Bed Linen Buying Guide
August 02, 2017

When you’re trying to find out which is the best bed linen to buy, it’s easy to get a bit lost in the confusing terms. One set’s made of cotton, another’s made of part cotton and part polyester – but what’s the difference? Have a look below at all the different types and then make your choice with ease. 

Fabric types


A natural fibre, cotton is best known for being cool, soft and breathable. You can cosy up in the lightweight sheets without overheating and, as they’re made of natural material, you can wash them at a higher temperature.


Cheaper than natural fibres, polyester is man-made and much stronger than cotton. It dries quickly and tends to trap more heat than cotton because it’s synthetic. It also wrinkles less, saving you time and effort when it comes to the ironing. If you have allergies, however, it would be best to opt for natural bed sheets as synthetic ones can be a little irritating.


Lots of bed sheets are made of blended fabrics, which are usually the most inexpensive, durable, and wrinkle-resistant – great if you’ve got kids or want bedding that you don’t need to iron much. The most common mix is polycotton – a combination of cotton and polyester – but you can also find cotton/rayon and cotton/bamboo.

Thread count


In a nutshell, thread count refers to the number of threads in a square inch of fabric – both vertical and horizontal. Generally, the higher the count, the softer and more durable the fabric is, and the better it will wear with time. A count between 200 and 800 is fairly normal, whereas 1200 is particularly luxurious. Thread count shouldn’t be the main factor you look at when buying bed linen but it’s a good thing to bear in mind.

Weaves and finishes

Percale weave

This is a plain weave which gives a matt finish and a crisp, fresh feel. Great for people who get hot when they sleep due to its light feel.

Satin weave

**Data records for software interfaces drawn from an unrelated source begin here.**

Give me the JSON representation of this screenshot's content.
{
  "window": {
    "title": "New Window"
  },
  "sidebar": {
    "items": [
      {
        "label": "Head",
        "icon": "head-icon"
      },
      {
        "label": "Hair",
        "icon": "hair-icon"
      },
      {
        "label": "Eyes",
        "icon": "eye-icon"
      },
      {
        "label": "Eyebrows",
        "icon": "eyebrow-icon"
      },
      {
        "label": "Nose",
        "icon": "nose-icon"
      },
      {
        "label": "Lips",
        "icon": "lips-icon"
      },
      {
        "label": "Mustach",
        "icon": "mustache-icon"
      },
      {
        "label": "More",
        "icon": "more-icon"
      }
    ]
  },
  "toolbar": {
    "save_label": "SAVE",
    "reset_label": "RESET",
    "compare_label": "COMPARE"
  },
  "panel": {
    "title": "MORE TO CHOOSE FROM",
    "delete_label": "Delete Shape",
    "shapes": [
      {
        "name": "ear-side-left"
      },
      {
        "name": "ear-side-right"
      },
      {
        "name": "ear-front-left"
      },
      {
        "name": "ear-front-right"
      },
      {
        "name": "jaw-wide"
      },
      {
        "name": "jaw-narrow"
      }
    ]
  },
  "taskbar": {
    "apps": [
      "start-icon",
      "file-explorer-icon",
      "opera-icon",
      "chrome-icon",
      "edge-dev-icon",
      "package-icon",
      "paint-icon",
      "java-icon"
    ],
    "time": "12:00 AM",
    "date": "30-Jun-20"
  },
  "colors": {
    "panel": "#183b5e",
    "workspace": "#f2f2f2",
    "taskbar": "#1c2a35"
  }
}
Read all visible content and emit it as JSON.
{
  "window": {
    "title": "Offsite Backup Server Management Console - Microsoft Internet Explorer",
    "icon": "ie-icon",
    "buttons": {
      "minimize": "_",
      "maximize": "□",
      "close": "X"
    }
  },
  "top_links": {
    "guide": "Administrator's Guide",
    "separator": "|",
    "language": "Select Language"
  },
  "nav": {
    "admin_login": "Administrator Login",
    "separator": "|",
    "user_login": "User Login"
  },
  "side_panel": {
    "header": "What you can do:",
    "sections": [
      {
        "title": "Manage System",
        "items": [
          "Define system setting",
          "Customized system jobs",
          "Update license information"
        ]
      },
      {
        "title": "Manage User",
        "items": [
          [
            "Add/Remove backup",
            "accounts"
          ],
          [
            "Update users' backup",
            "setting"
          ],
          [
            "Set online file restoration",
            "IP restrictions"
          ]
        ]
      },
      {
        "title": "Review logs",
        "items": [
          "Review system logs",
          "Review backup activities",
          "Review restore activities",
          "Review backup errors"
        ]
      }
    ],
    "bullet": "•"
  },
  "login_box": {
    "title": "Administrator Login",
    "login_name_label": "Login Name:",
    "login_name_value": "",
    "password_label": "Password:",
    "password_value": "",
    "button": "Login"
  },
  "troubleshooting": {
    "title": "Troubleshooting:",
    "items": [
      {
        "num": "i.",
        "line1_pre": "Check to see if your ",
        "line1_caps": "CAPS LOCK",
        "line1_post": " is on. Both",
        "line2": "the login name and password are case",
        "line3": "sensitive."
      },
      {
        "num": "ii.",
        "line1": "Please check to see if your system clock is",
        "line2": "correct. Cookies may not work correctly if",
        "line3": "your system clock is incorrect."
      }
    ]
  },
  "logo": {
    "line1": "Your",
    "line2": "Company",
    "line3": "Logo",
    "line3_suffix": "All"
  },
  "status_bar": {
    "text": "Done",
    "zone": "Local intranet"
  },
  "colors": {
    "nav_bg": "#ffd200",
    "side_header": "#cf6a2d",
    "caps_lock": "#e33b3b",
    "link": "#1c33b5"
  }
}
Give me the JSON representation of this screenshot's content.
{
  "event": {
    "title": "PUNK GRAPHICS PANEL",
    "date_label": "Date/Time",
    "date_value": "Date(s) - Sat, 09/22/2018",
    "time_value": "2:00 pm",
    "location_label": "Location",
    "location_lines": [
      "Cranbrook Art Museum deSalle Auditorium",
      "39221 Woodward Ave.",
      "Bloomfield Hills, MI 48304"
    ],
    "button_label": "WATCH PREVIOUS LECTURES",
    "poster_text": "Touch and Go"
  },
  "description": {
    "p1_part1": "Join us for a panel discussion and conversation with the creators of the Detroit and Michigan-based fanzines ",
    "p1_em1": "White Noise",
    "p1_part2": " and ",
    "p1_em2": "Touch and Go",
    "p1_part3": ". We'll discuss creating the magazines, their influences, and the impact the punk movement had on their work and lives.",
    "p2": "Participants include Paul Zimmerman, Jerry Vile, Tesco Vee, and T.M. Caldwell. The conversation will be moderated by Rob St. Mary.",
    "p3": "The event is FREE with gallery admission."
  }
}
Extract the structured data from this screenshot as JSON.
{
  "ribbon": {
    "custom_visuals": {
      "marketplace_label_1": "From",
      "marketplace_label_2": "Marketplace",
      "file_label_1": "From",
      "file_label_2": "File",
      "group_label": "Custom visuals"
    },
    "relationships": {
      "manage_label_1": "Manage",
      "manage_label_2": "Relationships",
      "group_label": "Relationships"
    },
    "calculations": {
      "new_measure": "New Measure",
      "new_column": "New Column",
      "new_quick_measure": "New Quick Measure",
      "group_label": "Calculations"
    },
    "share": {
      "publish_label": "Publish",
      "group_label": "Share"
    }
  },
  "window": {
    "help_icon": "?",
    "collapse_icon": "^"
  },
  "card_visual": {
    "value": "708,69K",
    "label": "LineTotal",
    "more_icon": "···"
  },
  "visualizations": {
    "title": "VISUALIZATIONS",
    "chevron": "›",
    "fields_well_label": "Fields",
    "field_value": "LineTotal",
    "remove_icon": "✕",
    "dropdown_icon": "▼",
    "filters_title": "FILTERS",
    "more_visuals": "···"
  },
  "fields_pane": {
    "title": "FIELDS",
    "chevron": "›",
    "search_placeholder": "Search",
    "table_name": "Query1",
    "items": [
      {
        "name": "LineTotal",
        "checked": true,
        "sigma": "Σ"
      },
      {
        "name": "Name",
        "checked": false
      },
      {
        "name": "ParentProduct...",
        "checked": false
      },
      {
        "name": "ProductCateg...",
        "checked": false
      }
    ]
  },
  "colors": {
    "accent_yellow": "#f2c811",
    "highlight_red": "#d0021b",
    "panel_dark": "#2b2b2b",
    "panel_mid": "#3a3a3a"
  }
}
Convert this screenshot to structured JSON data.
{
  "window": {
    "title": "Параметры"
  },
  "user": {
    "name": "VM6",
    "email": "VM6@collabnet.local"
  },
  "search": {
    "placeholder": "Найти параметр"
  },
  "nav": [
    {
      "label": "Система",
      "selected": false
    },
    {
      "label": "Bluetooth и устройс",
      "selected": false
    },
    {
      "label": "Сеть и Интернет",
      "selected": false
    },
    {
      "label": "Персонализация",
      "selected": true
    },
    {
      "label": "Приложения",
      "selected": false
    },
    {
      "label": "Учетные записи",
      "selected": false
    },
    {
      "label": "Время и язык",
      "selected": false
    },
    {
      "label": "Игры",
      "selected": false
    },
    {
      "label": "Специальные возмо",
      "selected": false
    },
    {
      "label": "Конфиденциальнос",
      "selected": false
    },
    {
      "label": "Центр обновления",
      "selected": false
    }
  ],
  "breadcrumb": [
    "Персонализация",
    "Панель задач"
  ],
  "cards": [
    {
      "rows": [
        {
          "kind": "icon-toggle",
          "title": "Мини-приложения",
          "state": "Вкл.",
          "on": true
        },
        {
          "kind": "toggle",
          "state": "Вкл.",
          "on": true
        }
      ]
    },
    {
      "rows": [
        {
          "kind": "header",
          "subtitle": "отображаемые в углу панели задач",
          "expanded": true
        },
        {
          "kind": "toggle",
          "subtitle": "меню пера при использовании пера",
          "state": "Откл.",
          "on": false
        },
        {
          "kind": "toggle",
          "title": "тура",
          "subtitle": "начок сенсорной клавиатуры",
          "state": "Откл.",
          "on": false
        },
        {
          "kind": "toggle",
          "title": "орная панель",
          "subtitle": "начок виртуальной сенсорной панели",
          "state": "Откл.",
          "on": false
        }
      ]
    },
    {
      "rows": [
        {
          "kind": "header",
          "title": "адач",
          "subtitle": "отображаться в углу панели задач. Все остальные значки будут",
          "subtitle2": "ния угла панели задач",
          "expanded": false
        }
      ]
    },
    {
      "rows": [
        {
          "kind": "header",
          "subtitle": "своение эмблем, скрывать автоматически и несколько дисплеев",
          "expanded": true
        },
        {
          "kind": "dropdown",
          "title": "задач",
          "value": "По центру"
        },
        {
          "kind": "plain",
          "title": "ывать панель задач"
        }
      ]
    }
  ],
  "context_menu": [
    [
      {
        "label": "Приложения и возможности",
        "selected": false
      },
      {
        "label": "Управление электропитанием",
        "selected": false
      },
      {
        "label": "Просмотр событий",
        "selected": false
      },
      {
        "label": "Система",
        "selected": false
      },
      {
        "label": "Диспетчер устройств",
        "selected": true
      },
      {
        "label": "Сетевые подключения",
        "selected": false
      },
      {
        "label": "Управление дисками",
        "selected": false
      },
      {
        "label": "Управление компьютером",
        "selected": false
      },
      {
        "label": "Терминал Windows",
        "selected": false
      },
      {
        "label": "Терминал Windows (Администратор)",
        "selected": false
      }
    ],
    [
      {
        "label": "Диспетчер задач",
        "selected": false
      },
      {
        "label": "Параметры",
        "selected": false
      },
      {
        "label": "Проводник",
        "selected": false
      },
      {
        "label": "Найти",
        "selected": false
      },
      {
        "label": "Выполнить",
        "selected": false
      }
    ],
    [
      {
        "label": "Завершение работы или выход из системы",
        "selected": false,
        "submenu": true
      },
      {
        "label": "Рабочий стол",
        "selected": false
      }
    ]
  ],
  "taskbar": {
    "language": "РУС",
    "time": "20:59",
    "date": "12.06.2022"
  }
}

Satin weave produces a very soft, lustrous finish with a silky feel on one side and a matt finish on the other.


Similar to satin weave in appearance and texture, sateen is made of cotton - or sometimes rayon - and is usually a little more durable than satin weave.

Jacquard weave

Made using a special loom, jacquard weave produces woven-in patterns or designs on the end product.